#### INPUT ####
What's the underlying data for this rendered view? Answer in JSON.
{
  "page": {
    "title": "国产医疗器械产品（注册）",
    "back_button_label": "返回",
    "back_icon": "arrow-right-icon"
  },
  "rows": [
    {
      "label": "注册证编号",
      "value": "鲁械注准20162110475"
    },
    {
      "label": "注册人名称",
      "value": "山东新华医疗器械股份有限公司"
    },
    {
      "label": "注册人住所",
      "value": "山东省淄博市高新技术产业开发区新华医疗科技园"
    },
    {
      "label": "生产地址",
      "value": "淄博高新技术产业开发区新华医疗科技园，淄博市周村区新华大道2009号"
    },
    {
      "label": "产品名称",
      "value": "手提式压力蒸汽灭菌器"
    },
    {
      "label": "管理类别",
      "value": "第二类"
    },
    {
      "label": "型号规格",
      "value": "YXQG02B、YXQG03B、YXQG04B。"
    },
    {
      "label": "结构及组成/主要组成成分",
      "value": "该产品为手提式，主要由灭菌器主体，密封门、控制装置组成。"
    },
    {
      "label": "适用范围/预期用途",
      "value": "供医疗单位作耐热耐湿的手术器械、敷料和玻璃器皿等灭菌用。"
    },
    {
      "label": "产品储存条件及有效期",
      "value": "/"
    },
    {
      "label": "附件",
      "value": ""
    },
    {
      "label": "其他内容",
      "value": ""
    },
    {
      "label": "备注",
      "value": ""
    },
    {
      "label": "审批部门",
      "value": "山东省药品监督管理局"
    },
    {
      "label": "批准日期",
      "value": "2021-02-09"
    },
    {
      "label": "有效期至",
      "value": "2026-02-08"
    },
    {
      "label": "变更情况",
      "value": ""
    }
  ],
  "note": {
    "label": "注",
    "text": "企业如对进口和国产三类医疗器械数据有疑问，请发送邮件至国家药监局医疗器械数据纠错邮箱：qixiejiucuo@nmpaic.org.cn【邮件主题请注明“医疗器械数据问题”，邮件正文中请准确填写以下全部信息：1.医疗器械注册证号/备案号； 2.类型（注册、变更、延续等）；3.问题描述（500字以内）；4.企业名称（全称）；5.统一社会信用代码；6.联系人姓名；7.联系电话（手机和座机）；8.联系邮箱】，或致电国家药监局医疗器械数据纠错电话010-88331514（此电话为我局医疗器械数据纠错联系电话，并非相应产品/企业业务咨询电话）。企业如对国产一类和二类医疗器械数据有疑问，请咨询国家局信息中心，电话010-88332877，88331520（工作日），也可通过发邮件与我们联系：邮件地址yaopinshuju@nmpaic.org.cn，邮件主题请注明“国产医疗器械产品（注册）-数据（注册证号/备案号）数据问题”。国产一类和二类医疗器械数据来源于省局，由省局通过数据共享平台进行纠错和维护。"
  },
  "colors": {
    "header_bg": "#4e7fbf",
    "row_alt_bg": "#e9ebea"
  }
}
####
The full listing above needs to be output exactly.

What's the underlying data for this rendered view? Answer in JSON.
{
  "page": {
    "title": "国产医疗器械产品（注册）",
    "back_button_label": "返回",
    "back_icon": "arrow-right-icon"
  },
  "rows": [
    {
      "label": "注册证编号",
      "value": "鲁械注准20162110475"
    },
    {
      "label": "注册人名称",
      "value": "山东新华医疗器械股份有限公司"
    },
    {
      "label": "注册人住所",
      "value": "山东省淄博市高新技术产业开发区新华医疗科技园"
    },
    {
      "label": "生产地址",
      "value": "淄博高新技术产业开发区新华医疗科技园，淄博市周村区新华大道2009号"
    },
    {
      "label": "产品名称",
      "value": "手提式压力蒸汽灭菌器"
    },
    {
      "label": "管理类别",
      "value": "第二类"
    },
    {
      "label": "型号规格",
      "value": "YXQG02B、YXQG03B、YXQG04B。"
    },
    {
      "label": "结构及组成/主要组成成分",
      "value": "该产品为手提式，主要由灭菌器主体，密封门、控制装置组成。"
    },
    {
      "label": "适用范围/预期用途",
      "value": "供医疗单位作耐热耐湿的手术器械、敷料和玻璃器皿等灭菌用。"
    },
    {
      "label": "产品储存条件及有效期",
      "value": "/"
    },
    {
      "label": "附件",
      "value": ""
    },
    {
      "label": "其他内容",
      "value": ""
    },
    {
      "label": "备注",
      "value": ""
    },
    {
      "label": "审批部门",
      "value": "山东省药品监督管理局"
    },
    {
      "label": "批准日期",
      "value": "2021-02-09"
    },
    {
      "label": "有效期至",
      "value": "2026-02-08"
    },
    {
      "label": "变更情况",
      "value": ""
    }
  ],
  "note": {
    "label": "注",
    "text": "企业如对进口和国产三类医疗器械数据有疑问，请发送邮件至国家药监局医疗器械数据纠错邮箱：qixiejiucuo@nmpaic.org.cn【邮件主题请注明“医疗器械数据问题”，邮件正文中请准确填写以下全部信息：1.医疗器械注册证号/备案号； 2.类型（注册、变更、延续等）；3.问题描述（500字以内）；4.企业名称（全称）；5.统一社会信用代码；6.联系人姓名；7.联系电话（手机和座机）；8.联系邮箱】，或致电国家药监局医疗器械数据纠错电话010-88331514（此电话为我局医疗器械数据纠错联系电话，并非相应产品/企业业务咨询电话）。企业如对国产一类和二类医疗器械数据有疑问，请咨询国家局信息中心，电话010-88332877，88331520（工作日），也可通过发邮件与我们联系：邮件地址yaopinshuju@nmpaic.org.cn，邮件主题请注明“国产医疗器械产品（注册）-数据（注册证号/备案号）数据问题”。国产一类和二类医疗器械数据来源于省局，由省局通过数据共享平台进行纠错和维护。"
  },
  "colors": {
    "header_bg": "#4e7fbf",
    "row_alt_bg": "#e9ebea"
  }
}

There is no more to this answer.